PROBLEM.
Please work out how many lines in the entries contain "JSON", then give that number with nothing added.

SOURCE DATA.
+ + + + + + +
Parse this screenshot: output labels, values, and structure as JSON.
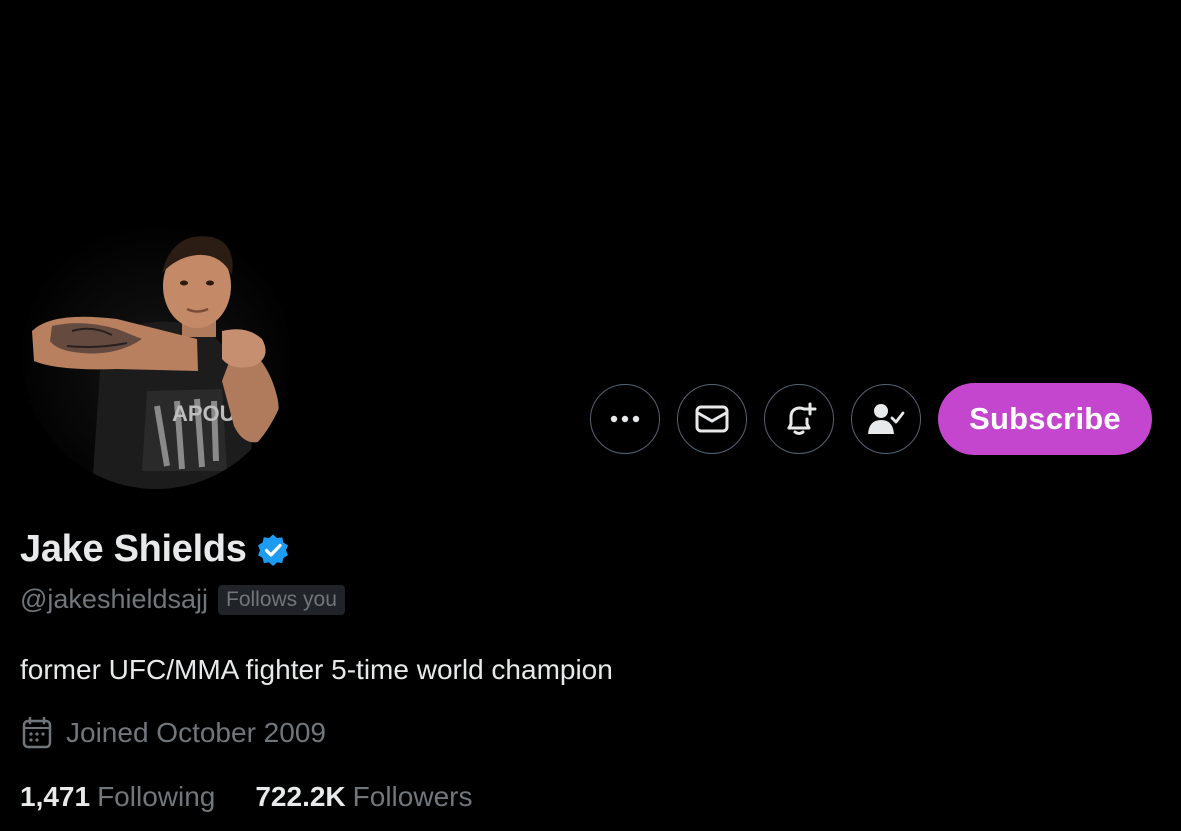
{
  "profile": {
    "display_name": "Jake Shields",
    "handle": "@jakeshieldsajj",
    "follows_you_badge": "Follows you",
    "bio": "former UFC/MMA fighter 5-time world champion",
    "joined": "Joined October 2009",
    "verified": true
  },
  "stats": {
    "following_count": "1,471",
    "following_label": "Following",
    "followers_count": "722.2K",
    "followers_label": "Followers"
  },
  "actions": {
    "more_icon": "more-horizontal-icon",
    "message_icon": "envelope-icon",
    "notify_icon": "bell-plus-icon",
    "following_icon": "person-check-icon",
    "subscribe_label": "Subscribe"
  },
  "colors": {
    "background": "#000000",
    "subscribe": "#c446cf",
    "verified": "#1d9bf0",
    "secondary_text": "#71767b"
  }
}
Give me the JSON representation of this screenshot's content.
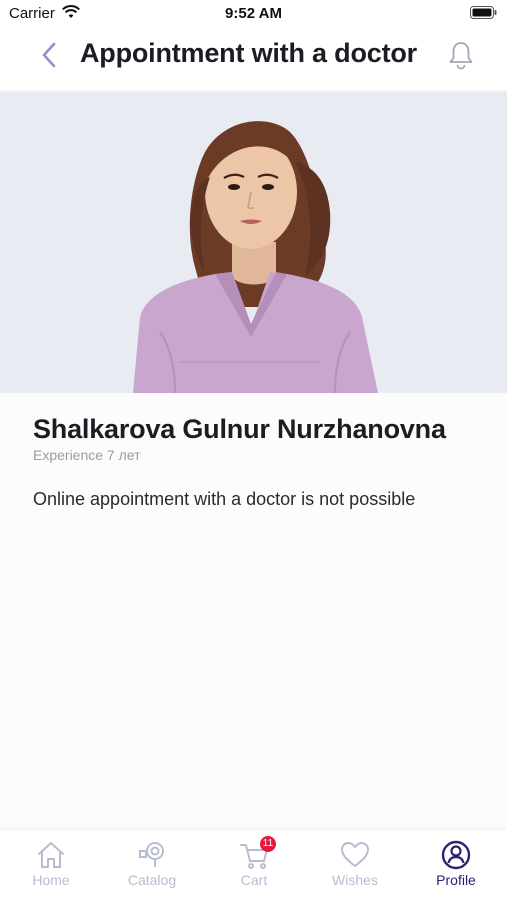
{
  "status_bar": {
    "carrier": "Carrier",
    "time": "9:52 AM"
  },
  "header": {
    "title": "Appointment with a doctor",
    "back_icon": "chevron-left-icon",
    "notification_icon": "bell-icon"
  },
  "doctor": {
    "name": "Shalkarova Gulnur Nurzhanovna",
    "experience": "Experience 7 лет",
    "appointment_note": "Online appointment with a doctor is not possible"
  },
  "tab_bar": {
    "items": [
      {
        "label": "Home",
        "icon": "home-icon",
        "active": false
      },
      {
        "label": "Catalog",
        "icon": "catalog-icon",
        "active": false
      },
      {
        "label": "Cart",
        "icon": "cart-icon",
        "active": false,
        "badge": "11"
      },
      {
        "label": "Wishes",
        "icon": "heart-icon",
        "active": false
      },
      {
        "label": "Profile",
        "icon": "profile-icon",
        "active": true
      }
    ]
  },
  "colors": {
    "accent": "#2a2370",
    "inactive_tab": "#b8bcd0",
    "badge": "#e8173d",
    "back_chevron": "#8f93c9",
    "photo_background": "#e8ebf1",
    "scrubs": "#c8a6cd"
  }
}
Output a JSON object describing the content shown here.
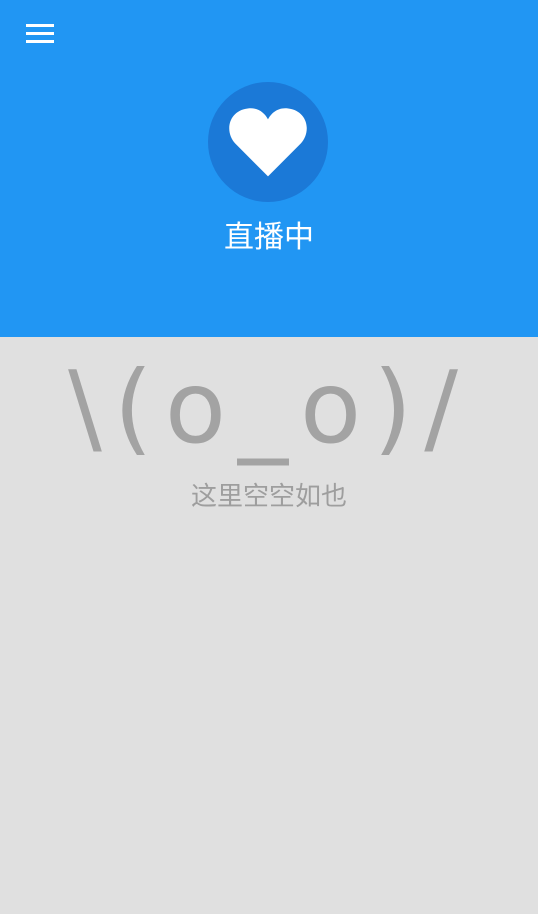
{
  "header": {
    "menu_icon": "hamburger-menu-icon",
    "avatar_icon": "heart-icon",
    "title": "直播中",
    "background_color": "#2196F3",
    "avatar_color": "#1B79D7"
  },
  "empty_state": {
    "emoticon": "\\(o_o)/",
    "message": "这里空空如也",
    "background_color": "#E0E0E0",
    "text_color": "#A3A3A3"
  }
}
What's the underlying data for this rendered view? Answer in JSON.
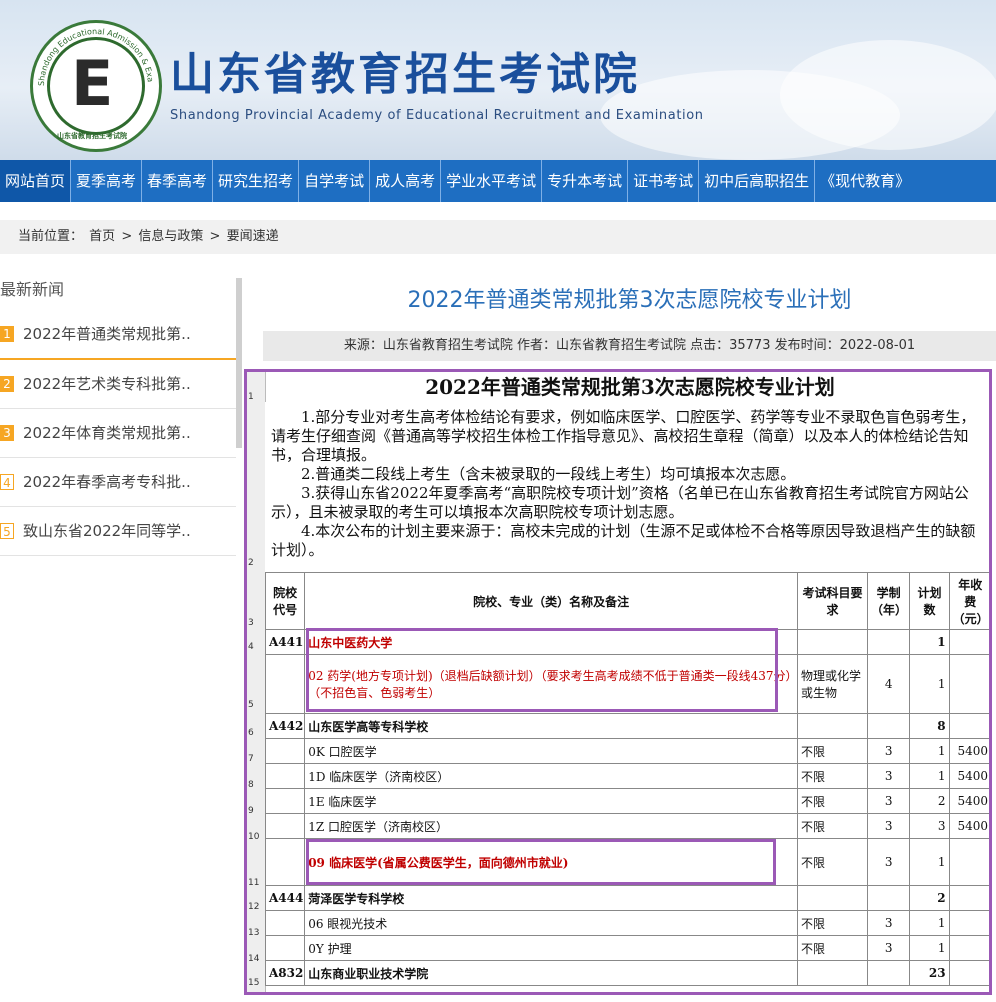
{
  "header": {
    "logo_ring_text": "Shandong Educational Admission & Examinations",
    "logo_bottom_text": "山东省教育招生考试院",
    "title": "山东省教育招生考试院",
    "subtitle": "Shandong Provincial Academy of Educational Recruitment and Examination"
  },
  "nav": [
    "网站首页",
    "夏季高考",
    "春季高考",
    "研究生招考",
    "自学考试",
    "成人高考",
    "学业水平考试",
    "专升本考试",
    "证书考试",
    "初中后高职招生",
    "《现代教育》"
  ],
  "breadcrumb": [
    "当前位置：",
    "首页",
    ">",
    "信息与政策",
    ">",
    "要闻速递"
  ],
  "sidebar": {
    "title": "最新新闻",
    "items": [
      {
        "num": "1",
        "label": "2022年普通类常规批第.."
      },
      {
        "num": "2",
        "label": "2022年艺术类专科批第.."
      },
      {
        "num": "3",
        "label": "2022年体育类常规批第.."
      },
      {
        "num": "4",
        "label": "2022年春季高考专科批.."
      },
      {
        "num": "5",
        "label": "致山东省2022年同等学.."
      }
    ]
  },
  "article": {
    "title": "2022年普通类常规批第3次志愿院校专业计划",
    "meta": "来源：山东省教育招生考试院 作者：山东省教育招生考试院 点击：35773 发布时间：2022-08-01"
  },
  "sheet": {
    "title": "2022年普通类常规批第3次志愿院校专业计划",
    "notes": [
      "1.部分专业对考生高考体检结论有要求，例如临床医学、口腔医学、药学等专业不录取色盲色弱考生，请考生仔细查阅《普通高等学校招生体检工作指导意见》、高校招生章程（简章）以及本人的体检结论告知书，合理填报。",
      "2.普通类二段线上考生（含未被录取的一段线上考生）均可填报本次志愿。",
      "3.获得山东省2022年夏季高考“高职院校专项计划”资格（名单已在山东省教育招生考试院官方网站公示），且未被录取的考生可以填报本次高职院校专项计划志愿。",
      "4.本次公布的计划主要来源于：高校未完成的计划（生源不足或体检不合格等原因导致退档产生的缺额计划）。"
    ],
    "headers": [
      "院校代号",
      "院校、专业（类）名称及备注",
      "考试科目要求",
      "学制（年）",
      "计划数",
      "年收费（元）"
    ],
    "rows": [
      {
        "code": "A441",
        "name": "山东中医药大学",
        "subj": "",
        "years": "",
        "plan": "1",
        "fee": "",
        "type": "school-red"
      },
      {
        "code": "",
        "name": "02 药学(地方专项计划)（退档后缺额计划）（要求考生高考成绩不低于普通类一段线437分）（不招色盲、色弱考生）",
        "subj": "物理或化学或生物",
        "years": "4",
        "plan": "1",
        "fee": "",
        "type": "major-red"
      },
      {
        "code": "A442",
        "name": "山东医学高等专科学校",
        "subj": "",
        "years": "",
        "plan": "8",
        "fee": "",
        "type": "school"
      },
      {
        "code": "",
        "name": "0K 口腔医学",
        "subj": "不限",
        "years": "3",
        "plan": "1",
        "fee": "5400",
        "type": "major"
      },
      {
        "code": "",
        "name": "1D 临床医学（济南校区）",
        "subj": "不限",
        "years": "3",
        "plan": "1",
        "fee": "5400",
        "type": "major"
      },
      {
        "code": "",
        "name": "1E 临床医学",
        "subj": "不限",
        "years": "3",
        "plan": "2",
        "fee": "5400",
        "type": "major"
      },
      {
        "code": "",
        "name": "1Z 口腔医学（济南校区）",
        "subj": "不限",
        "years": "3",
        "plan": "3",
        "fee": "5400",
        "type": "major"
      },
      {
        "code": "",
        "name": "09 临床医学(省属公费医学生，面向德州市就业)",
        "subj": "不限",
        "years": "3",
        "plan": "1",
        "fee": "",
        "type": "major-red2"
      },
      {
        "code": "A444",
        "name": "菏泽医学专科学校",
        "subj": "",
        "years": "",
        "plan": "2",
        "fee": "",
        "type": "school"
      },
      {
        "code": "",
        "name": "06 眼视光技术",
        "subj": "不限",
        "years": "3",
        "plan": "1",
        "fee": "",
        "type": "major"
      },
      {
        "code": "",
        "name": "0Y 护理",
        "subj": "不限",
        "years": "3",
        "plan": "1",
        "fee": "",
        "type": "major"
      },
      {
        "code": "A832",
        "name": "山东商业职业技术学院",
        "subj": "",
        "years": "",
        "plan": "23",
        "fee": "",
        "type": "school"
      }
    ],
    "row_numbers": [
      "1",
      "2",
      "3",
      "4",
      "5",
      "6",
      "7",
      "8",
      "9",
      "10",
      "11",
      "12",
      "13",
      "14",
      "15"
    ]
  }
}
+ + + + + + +
RESULT BELOW.
4